At the end of six months, 89 people in the treatment group were smoke-free for seven days, compared with 58 people in the placebo group, the researchers said. At the one-year mark there was no difference between the two groups, with both having a quit rate of about 14 percent.
That statistic reinforces the idea that nicotine dependence should be treated more like opioid addiction, Schnoll said, where users are sometimes given methadone, a detoxification medication, for years.
No Cold Turkey
The American Lung Association in Washington doesn't recommend that smokers quit "cold turkey," without the aid of a prescription or over-the-counter treatment, said Norman Edelman, the organization's chief medical officer, in a Jan. 29 phone interview.
Nicotine supplements also come in the form of gum, lozenges, nasal sprays, and inhalers, according to the NIH. Other treatment options are Chantix, a drug from New York-based Pfizer Inc. that works on the brain's nicotine receptors, and Glaxo's Zyban, which is available in generic form under the name buproprion.
The two main barriers to keeping patients on the nicotine patch longer are side effects and costs, Schnoll said. Common side effects of the patch include skin redness, headache, nausea, and sleep problems. The researchers found no significant difference in the intensity of side effects between the treatment and placebo groups after the eighth week, according to the report.
Safer Than Smoking
"We don't know, longer term, what effect keeping people on the patch would have," said Schnoll. "But nicotine replacement therapy is definitely safer than tobacco use."
The additional cost per quitter was about $2,482 for the 24-week treatment regimen, the research paper said. Only 8.6 percent of health insurers cover the full cost of the patches, and only 33 states subsidize them for Medicaid patients, the study's authors said.
"If you do the arithmetic," said the lung association's Edelman, "you'll find that if you live in New York City and you smoke a pack a day, you're already spending about $300 a month."

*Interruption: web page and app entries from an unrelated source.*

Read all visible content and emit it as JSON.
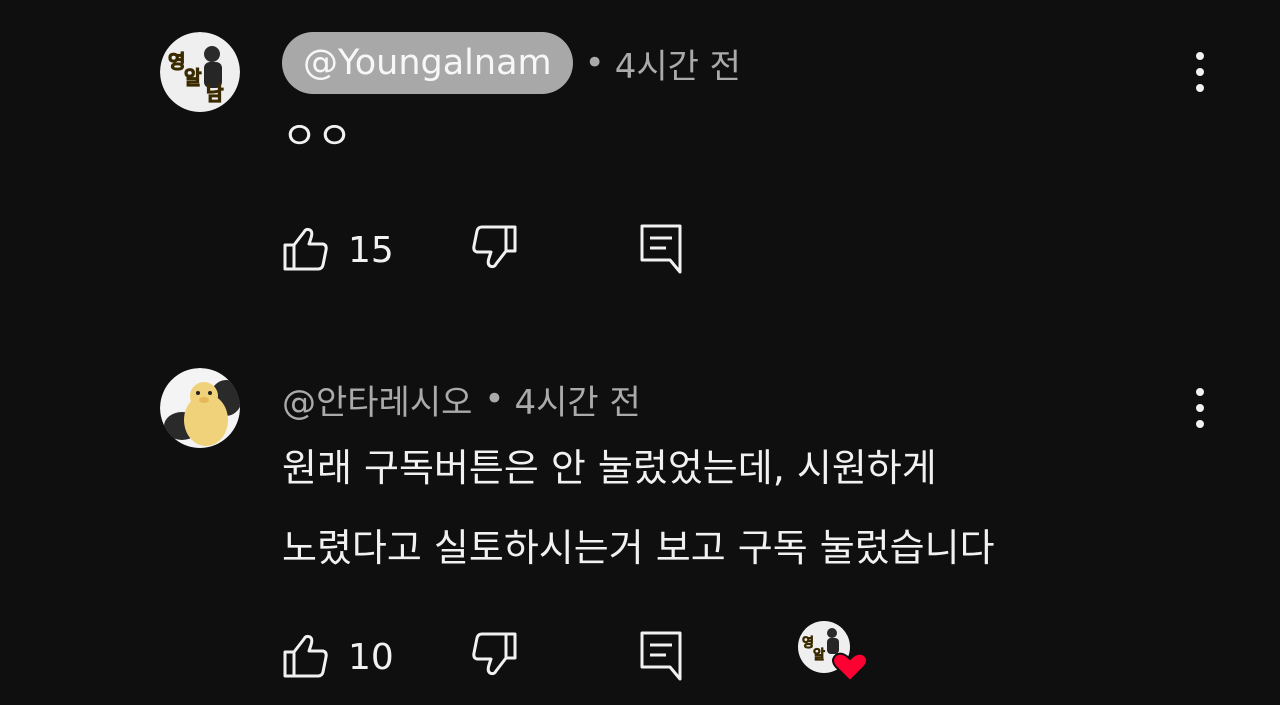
{
  "comments": [
    {
      "author": "@Youngalnam",
      "author_highlighted": true,
      "separator": "•",
      "time": "4시간 전",
      "lines": [
        "ㅇㅇ"
      ],
      "likes": "15",
      "avatar_text": [
        "영",
        "알",
        "남"
      ],
      "hearted": false
    },
    {
      "author": "@안타레시오",
      "author_highlighted": false,
      "separator": "•",
      "time": "4시간 전",
      "lines": [
        "원래 구독버튼은 안 눌렀었는데, 시원하게",
        "노렸다고 실토하시는거 보고 구독 눌렀습니다"
      ],
      "likes": "10",
      "avatar_text": [],
      "hearted": true
    }
  ],
  "colors": {
    "background": "#0f0f0f",
    "text": "#f1f1f1",
    "meta": "#aaaaaa",
    "author_chip": "#a8a8a8",
    "heart": "#ff0033",
    "channel_logo_yellow": "#f2c018"
  },
  "icons": {
    "like": "thumbs-up-icon",
    "dislike": "thumbs-down-icon",
    "reply": "reply-comment-icon",
    "more": "vertical-dots-icon",
    "creator_heart": "creator-heart-icon"
  }
}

The study was funded by a grant from the National Cancer Institute and the National Institute on Drug Abuse. The study's senior author, Caryn Lerman, has served as a consultant for GlaxoSmithKline.